Even today, the phrase ‘to give chizuk’ usually refers to encouragement in matters of the spirit.

This ‘reworking’ was typical during the era following the calamitous Bar Kochba revolts around 135 CE where the rabbis felt that encouraging physical wars would only end in disaster for the Jewish people, and the focus was instead directed towards spiritual perfection and a general negation of not just wars but also involvement in the physical world.

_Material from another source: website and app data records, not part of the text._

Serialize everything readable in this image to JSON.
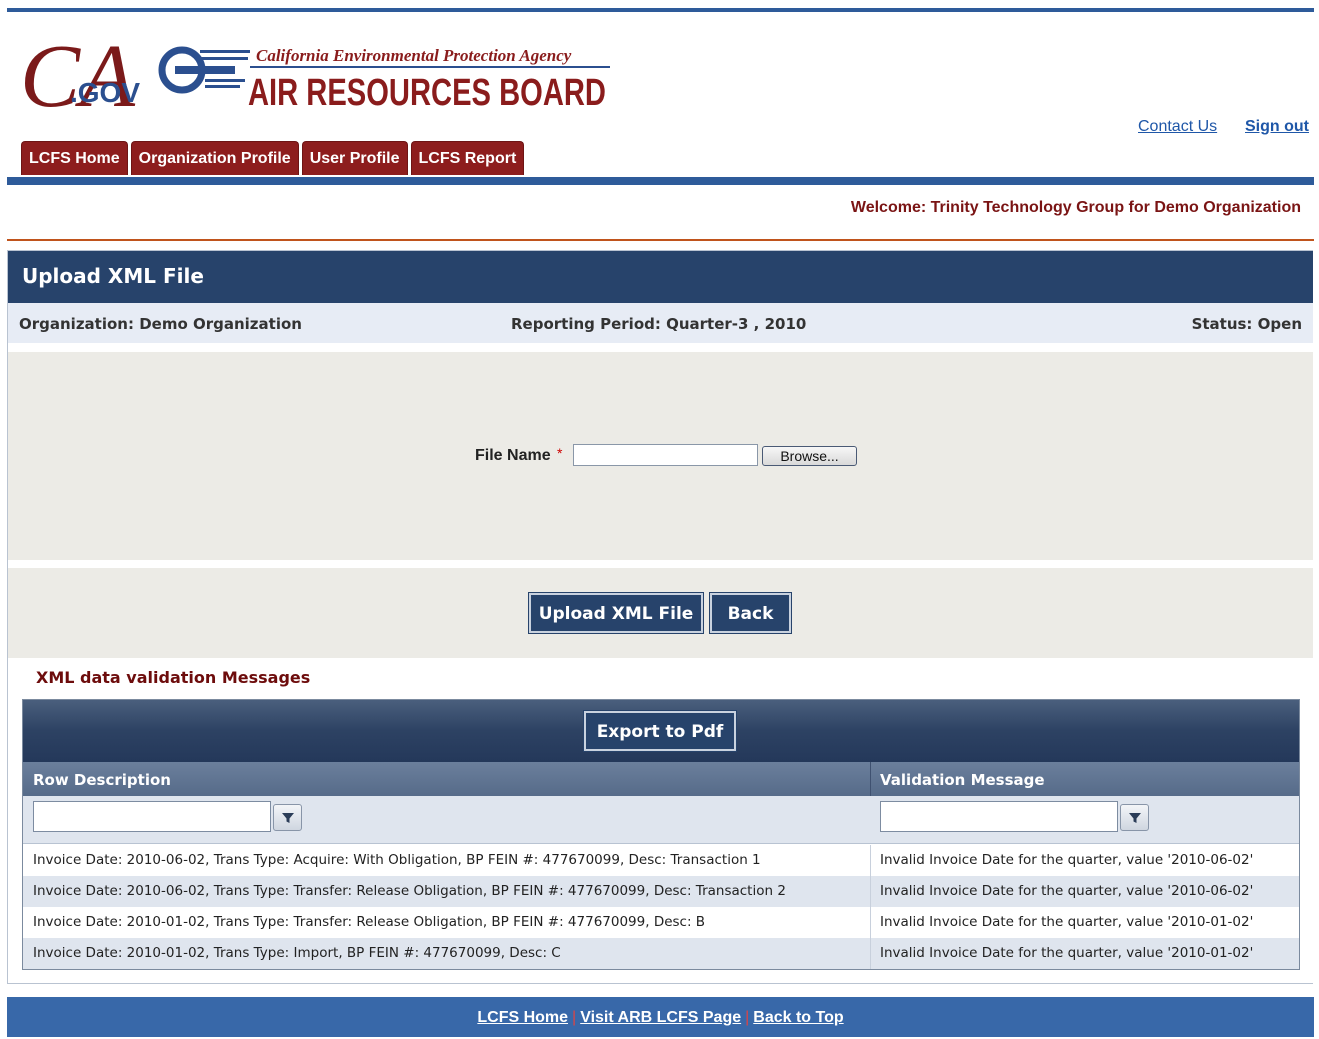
{
  "brand": {
    "ca": "CA",
    "gov": ".GOV",
    "agency": "California Environmental Protection Agency",
    "board": "AIR RESOURCES BOARD"
  },
  "header_links": {
    "contact_us": "Contact Us",
    "sign_out": "Sign out"
  },
  "tabs": [
    {
      "label": "LCFS Home"
    },
    {
      "label": "Organization Profile"
    },
    {
      "label": "User Profile"
    },
    {
      "label": "LCFS Report"
    }
  ],
  "welcome": "Welcome: Trinity Technology Group for Demo Organization",
  "panel": {
    "title": "Upload XML File",
    "organization": "Organization: Demo Organization",
    "reporting_period": "Reporting Period: Quarter-3 , 2010",
    "status": "Status: Open"
  },
  "upload": {
    "file_label": "File Name",
    "required_mark": "*",
    "file_value": "",
    "browse_label": "Browse..."
  },
  "actions": {
    "upload_label": "Upload XML File",
    "back_label": "Back"
  },
  "validation": {
    "heading": "XML data validation Messages",
    "export_label": "Export to Pdf",
    "columns": [
      "Row Description",
      "Validation Message"
    ],
    "rows": [
      {
        "description": "Invoice Date: 2010-06-02, Trans Type: Acquire: With Obligation, BP FEIN #: 477670099, Desc: Transaction 1",
        "message": "Invalid Invoice Date for the quarter, value '2010-06-02'"
      },
      {
        "description": "Invoice Date: 2010-06-02, Trans Type: Transfer: Release Obligation, BP FEIN #: 477670099, Desc: Transaction 2",
        "message": "Invalid Invoice Date for the quarter, value '2010-06-02'"
      },
      {
        "description": "Invoice Date: 2010-01-02, Trans Type: Transfer: Release Obligation, BP FEIN #: 477670099, Desc: B",
        "message": "Invalid Invoice Date for the quarter, value '2010-01-02'"
      },
      {
        "description": "Invoice Date: 2010-01-02, Trans Type: Import, BP FEIN #: 477670099, Desc: C",
        "message": "Invalid Invoice Date for the quarter, value '2010-01-02'"
      }
    ]
  },
  "footer": {
    "home": "LCFS Home",
    "arb": "Visit ARB LCFS Page",
    "top": "Back to Top",
    "separator": "|"
  },
  "colors": {
    "nav_blue": "#2e5b9a",
    "tab_red": "#8d1d1d",
    "panel_navy": "#27436b"
  }
}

“The brutal Roman defeat of the Jews in Judaea cannot be emphasized enough, as it is the pivotal historical event that led to, or forced, a major paradigm shift within the national Jewish psyche. With Bar Kochba’s defeat at Betar (135 C.E.) Jews’ self-identity as warrior was drastically shifted to one that was war-averse and assimilationist.”[7]

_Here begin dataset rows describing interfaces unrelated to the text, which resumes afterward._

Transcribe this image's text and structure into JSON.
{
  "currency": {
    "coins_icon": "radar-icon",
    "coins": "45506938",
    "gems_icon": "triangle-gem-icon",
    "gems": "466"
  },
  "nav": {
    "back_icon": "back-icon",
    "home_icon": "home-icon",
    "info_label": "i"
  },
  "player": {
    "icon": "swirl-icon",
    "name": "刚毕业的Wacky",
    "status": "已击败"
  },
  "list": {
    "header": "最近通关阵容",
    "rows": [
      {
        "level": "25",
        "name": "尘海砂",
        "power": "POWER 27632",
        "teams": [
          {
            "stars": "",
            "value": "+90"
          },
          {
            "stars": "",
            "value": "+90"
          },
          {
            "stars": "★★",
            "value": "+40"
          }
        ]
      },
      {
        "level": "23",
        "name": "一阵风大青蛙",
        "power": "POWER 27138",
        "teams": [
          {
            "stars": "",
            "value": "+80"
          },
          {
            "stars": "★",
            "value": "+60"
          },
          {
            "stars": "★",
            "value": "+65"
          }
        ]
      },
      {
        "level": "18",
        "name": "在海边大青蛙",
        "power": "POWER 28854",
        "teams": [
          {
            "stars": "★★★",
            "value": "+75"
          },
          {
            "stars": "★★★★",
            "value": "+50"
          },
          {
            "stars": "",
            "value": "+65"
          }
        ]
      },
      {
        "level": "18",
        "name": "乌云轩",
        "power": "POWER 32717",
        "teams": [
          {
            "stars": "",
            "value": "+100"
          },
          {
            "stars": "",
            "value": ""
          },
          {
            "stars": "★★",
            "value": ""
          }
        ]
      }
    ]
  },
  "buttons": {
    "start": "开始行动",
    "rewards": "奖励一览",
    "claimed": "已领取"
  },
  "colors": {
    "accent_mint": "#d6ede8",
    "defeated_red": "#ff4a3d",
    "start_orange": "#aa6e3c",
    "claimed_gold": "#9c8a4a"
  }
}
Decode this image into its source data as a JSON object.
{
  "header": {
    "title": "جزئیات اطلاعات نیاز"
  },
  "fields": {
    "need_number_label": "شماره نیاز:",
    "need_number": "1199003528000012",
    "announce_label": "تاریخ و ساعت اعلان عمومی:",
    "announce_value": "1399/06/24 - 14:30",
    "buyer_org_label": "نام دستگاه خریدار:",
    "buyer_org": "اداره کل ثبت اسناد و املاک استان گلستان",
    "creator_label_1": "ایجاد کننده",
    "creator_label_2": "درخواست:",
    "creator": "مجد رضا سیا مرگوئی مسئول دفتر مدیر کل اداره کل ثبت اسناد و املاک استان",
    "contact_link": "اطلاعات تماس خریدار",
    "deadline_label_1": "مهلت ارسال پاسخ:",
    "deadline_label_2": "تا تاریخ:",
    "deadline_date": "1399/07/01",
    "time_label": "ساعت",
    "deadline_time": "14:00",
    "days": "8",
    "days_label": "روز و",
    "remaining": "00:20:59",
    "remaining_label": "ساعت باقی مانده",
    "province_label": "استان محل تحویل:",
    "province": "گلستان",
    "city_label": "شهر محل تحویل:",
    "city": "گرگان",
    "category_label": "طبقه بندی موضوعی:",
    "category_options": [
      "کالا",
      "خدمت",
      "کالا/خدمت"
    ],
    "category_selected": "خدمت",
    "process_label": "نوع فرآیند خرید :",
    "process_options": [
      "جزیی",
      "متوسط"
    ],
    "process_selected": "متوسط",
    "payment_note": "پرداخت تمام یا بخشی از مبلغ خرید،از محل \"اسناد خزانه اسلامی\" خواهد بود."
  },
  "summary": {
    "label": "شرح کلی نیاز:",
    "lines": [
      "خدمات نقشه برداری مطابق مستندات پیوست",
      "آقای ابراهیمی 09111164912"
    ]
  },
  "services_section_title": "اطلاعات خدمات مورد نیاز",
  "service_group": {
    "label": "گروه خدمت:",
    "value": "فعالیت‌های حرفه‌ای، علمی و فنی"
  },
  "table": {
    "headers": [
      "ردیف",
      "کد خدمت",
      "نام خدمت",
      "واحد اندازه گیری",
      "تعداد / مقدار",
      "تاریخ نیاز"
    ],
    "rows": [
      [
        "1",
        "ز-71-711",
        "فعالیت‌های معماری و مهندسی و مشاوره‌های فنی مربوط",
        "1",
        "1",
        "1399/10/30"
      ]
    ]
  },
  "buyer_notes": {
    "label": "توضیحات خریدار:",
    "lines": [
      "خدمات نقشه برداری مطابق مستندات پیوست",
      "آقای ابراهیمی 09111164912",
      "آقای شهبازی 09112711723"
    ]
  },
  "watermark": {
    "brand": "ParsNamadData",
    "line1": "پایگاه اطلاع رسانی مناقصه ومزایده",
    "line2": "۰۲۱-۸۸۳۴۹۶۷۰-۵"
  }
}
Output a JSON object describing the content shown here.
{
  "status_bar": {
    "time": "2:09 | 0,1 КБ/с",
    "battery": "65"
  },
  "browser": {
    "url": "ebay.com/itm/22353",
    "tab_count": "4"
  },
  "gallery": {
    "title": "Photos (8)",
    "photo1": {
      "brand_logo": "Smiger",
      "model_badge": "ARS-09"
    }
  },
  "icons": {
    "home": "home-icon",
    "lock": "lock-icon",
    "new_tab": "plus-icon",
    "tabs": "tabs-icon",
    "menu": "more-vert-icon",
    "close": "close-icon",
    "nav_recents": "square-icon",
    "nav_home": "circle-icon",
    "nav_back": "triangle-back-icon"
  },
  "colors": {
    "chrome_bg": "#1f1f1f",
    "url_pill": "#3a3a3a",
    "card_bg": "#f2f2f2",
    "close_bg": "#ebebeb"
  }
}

Similarly, we see that during the first century, R. Eliezer permits the carrying of a sword on Shabbat because at that time it was as common as an item of clothing - yet three generations later the Gemara interpreted a ‘sword’ to take on a metaphoric meaning for ‘sharp words of Torah’ and a sword was no longer a sword.

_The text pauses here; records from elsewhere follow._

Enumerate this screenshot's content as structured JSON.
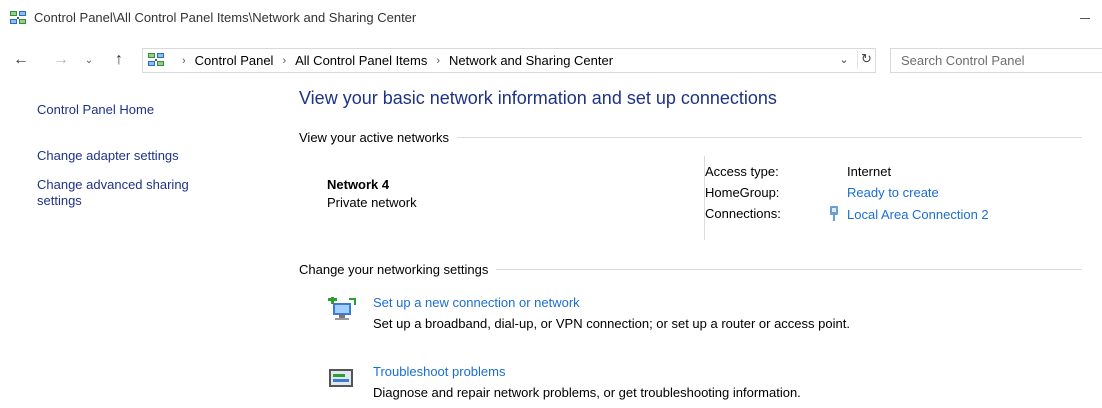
{
  "window": {
    "title": "Control Panel\\All Control Panel Items\\Network and Sharing Center",
    "icon": "network-sharing-icon"
  },
  "navigation": {
    "back_icon": "arrow-left-icon",
    "forward_icon": "arrow-right-icon",
    "recent_icon": "chevron-down-icon",
    "up_icon": "arrow-up-icon"
  },
  "address_bar": {
    "breadcrumbs": [
      "Control Panel",
      "All Control Panel Items",
      "Network and Sharing Center"
    ],
    "separator": "›"
  },
  "search": {
    "placeholder": "Search Control Panel"
  },
  "left_pane": {
    "home": "Control Panel Home",
    "adapter_settings": "Change adapter settings",
    "advanced_sharing": "Change advanced sharing settings"
  },
  "main": {
    "title": "View your basic network information and set up connections",
    "active_networks_header": "View your active networks",
    "network": {
      "name": "Network  4",
      "category": "Private network"
    },
    "properties": {
      "access_type_label": "Access type:",
      "access_type_value": "Internet",
      "homegroup_label": "HomeGroup:",
      "homegroup_value": "Ready to create",
      "connections_label": "Connections:",
      "connections_value": "Local Area Connection 2"
    },
    "change_settings_header": "Change your networking settings",
    "tasks": [
      {
        "title": "Set up a new connection or network",
        "description": "Set up a broadband, dial-up, or VPN connection; or set up a router or access point."
      },
      {
        "title": "Troubleshoot problems",
        "description": "Diagnose and repair network problems, or get troubleshooting information."
      }
    ]
  },
  "colors": {
    "link": "#1a6ed2",
    "nav_link": "#1e3287",
    "title": "#1e3287"
  }
}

[For more on this transition process, see How Reality on the Ground Informs Perceptions of Heaven.]

Another ‘reworking’ may also have occurred regarding the Talmudic incident where Shamai thrust a sword into the Study Hall. While many commentators believed the students of Shamai actually killed (!) many of the students of Hillel, it was later interpreted as a metaphor for ‘robust debate’.

To this day we see evidence of this shift in paradigm where, in some circles, the warrior, worker and engager scholar has been replaced by the exclusive and reclusive scholar.


The common expressions of ‘Yasher koach’ and ‘chazak, chazak venitchazek’ - inserted and recited at various junctures during the Torah reading - are more ‘folk’ based than empirically routed in texts.

Although we clearly see that the original biblical expression was indeed ‘chazak venitchazak’, and although there is historical evidence that most manuscript colophons ended with this same expression - it seems that the reworked version of ‘chazak, chazak venitchazek’ has nevertheless persisted into our printed editions today.

Is this a mere ‘typo’ or might there be some deeper fundamental motive alluding to a well-precedented shift in favour of an exclusively spiritual reality - without any blending of physical engagement - which can only be achieved by concluding works of Torah and disengagement from material reality?

Might this also be connected to the mystical interpretation[8] of the ubiquitous ‘yasher koach’ where we wish the energy to be exclusively yashar’ or ‘straight and direct’ from its source in G-d to us, without deviating through any worldly indulgence in the process?

[See also R. Gil Student’s article in Torah Musings.]

[1] Shabbat 87a.
[2] Shemot 34:1.
[3] Some Sefardic communities read from a Sefer Torah placed in an upright stand.
[4] Orach Chaim 139:15.
[5] More on Hazak Hazak, by Malachi Beit- Arié (Hebrew).
[6] 2 Sam. 10:12.
[7] The De-Evolution of the Jewish Warrior, by N H Anderson. (Thesis).
[8] Although, as pointed out, this interpretation is linguistically incorrect, nevertheless the teaching and its implication are still held to be valid. (To be fair, there are some schools of Chassidut, for example, that do understand and theoretically encourage engagement with the physical realm.)

No comments:

Post a Comment